Exercise brief:
Extract each line holding the word "message" from the entries.

Source data:
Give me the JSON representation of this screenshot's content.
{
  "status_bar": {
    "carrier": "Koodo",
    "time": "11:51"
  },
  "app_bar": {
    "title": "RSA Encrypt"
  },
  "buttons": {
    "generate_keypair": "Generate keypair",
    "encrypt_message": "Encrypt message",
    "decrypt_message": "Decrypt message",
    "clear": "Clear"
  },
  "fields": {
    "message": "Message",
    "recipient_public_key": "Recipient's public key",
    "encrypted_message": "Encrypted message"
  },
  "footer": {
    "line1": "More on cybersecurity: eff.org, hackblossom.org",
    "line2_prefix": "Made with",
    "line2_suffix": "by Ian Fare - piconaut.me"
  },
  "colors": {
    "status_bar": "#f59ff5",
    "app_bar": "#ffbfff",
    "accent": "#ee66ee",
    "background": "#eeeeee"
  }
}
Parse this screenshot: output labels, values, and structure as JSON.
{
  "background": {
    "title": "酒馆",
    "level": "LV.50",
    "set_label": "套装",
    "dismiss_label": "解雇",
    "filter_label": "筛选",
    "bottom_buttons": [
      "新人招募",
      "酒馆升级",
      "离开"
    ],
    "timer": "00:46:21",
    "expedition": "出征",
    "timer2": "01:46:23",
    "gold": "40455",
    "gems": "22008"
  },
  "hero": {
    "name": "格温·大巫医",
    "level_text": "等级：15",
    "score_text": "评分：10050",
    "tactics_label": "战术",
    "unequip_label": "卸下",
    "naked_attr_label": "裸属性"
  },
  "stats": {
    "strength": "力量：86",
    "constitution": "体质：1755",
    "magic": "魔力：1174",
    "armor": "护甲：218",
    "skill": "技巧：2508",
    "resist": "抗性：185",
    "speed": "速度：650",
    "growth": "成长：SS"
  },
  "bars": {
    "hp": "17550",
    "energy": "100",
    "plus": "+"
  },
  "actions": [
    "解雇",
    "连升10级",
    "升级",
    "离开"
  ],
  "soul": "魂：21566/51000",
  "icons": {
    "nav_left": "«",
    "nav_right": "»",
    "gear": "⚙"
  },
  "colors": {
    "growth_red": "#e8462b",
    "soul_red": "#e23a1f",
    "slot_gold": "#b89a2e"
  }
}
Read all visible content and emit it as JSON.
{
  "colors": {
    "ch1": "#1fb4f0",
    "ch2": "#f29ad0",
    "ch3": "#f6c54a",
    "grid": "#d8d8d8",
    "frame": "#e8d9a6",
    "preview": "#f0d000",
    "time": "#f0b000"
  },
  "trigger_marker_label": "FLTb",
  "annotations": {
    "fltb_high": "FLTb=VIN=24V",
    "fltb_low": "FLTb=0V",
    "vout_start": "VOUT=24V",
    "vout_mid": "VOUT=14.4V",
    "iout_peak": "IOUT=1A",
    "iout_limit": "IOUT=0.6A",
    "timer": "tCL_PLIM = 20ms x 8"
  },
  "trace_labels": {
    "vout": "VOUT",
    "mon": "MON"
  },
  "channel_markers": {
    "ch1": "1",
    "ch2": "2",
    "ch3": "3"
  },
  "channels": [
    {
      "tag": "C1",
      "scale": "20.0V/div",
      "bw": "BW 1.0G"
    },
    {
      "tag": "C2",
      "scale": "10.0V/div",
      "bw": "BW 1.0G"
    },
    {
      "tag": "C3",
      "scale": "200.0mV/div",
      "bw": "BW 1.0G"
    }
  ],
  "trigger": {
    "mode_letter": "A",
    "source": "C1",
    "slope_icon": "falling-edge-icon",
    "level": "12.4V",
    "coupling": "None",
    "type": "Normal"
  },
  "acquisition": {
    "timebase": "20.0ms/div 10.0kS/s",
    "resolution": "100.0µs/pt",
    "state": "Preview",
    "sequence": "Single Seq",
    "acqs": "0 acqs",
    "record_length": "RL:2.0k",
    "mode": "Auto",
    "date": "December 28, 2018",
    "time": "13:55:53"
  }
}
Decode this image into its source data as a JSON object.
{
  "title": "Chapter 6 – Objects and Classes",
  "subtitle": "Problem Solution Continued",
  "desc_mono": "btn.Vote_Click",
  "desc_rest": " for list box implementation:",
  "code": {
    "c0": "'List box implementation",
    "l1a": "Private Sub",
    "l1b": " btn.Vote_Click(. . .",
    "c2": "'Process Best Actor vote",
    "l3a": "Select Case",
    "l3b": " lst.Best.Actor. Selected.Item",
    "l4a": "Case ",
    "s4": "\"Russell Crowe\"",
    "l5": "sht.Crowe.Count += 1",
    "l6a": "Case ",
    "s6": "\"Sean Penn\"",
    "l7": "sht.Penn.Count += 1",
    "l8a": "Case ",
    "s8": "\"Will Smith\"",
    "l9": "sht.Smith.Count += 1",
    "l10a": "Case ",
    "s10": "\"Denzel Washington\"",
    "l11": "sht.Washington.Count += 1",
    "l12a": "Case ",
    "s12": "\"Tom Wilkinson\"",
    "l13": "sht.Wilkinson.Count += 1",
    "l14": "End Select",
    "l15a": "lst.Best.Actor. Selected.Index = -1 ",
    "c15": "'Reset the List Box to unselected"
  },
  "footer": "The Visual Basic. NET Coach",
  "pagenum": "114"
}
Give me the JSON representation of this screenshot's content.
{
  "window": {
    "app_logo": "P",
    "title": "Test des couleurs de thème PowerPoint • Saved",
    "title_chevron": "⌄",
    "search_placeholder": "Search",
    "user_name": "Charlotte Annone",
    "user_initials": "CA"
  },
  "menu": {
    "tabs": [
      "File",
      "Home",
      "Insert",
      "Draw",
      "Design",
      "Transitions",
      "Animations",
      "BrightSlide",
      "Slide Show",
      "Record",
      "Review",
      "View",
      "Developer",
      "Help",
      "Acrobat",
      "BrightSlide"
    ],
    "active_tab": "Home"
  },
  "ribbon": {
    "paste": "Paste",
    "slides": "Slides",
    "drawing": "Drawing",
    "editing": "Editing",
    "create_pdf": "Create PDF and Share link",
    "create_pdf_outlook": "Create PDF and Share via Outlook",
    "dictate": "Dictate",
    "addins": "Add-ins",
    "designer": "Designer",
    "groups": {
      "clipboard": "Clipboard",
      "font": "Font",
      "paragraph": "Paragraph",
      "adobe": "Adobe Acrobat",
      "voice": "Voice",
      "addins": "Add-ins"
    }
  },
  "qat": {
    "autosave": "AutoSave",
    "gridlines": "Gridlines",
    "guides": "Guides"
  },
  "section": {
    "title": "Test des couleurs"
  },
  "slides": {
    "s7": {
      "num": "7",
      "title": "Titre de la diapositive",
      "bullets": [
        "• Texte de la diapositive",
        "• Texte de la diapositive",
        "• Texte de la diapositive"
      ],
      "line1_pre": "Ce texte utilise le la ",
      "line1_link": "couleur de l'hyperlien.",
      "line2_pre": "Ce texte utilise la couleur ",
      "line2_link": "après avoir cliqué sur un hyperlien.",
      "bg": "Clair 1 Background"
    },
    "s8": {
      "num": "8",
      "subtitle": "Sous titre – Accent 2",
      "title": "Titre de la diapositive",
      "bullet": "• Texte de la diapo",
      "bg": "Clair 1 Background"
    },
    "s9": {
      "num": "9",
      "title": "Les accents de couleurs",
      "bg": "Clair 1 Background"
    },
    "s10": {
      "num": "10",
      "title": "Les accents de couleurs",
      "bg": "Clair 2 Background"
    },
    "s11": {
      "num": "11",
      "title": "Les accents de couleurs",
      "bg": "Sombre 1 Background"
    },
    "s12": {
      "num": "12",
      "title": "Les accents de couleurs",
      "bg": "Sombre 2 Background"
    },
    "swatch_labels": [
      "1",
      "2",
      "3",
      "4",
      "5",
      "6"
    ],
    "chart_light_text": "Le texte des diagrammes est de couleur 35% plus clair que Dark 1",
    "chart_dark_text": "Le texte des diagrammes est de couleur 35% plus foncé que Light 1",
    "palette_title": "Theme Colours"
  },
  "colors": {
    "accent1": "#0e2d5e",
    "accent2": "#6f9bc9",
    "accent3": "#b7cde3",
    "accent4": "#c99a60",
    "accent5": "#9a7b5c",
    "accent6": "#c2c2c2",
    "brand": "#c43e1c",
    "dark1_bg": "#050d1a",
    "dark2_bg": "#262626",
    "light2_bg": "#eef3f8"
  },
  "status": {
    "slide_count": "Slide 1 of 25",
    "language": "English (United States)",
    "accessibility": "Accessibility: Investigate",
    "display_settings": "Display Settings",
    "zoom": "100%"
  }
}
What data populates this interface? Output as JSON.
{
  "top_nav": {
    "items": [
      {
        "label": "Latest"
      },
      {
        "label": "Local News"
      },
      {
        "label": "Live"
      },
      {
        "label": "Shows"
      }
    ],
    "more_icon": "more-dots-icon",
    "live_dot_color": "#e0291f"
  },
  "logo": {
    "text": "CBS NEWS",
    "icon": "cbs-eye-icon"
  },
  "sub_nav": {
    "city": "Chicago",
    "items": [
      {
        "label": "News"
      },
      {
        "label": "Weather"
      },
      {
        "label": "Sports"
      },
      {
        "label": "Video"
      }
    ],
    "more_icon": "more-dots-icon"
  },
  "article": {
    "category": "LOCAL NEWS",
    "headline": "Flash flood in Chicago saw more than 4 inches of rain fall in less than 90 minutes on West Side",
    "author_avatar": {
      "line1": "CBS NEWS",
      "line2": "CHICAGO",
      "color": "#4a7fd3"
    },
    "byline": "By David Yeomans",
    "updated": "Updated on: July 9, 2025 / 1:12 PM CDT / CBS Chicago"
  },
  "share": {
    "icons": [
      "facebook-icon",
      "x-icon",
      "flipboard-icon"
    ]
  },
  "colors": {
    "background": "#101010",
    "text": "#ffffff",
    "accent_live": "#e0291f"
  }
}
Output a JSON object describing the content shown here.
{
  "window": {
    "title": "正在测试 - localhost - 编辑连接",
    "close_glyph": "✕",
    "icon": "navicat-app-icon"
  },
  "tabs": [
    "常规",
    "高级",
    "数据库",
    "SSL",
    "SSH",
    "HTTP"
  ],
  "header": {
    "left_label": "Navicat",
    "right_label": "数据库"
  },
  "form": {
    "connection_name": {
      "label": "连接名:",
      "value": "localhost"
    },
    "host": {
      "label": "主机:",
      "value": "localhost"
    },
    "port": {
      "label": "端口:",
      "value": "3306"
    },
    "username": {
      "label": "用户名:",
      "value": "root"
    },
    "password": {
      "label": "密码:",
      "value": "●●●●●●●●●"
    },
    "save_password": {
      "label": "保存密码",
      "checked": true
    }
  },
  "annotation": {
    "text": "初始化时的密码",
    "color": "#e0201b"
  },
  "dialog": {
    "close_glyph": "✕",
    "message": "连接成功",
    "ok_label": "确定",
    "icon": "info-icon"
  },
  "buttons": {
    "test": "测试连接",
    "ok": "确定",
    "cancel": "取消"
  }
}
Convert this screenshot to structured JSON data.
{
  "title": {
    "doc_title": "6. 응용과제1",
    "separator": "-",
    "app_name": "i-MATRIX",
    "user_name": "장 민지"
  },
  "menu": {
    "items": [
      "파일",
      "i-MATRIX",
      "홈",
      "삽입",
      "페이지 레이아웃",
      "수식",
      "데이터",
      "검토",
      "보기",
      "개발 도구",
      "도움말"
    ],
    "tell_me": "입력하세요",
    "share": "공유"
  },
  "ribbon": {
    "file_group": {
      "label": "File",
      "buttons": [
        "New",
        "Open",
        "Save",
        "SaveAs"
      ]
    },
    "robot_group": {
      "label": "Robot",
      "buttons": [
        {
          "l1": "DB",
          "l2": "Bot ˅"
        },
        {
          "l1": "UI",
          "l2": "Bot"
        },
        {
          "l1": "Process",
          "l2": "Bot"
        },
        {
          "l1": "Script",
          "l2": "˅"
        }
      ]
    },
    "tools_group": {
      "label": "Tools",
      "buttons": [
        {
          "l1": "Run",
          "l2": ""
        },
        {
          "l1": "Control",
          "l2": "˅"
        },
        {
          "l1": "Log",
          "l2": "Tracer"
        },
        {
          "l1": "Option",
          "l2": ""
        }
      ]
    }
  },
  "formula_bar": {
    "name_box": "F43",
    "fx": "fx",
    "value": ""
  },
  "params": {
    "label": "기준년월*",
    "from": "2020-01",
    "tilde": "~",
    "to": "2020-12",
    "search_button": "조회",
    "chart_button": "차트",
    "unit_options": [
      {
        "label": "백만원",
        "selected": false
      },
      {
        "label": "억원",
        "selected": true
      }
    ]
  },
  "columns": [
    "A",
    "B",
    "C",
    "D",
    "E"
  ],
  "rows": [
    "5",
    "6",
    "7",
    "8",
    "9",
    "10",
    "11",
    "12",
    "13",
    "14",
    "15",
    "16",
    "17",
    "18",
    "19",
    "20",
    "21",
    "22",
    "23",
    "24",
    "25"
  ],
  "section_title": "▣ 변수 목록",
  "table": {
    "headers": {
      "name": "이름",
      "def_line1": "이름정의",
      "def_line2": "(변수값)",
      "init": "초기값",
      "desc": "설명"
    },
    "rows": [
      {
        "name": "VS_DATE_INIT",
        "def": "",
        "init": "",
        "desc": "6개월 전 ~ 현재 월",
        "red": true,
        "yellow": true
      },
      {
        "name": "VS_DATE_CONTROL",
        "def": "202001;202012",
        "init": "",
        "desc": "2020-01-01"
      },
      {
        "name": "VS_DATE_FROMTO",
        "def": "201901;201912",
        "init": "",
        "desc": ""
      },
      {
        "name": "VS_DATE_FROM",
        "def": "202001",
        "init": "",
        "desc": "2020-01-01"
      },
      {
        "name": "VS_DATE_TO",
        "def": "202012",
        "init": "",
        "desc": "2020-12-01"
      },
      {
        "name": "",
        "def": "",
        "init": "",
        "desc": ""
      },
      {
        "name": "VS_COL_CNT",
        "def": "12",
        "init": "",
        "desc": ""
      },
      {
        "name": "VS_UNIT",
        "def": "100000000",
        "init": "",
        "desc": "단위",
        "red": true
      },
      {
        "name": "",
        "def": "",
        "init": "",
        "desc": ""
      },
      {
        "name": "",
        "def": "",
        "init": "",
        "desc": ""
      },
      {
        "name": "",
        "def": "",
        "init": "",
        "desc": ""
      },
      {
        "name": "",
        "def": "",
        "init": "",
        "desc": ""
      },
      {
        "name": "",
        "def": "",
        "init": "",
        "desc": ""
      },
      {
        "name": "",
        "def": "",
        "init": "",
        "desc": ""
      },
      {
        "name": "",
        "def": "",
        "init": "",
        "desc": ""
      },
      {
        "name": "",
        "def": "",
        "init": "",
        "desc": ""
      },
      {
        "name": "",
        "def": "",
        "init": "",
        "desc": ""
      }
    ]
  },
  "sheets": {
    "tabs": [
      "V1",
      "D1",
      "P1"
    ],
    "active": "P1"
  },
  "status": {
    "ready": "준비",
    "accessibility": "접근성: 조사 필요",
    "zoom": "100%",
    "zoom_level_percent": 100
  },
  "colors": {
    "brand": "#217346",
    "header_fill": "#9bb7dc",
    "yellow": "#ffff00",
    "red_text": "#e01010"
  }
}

Solution to the exercise:
    "encrypt_message": "Encrypt message",
    "decrypt_message": "Decrypt message",
    "message": "Message",
    "encrypted_message": "Encrypted message"
    "message": "连接成功",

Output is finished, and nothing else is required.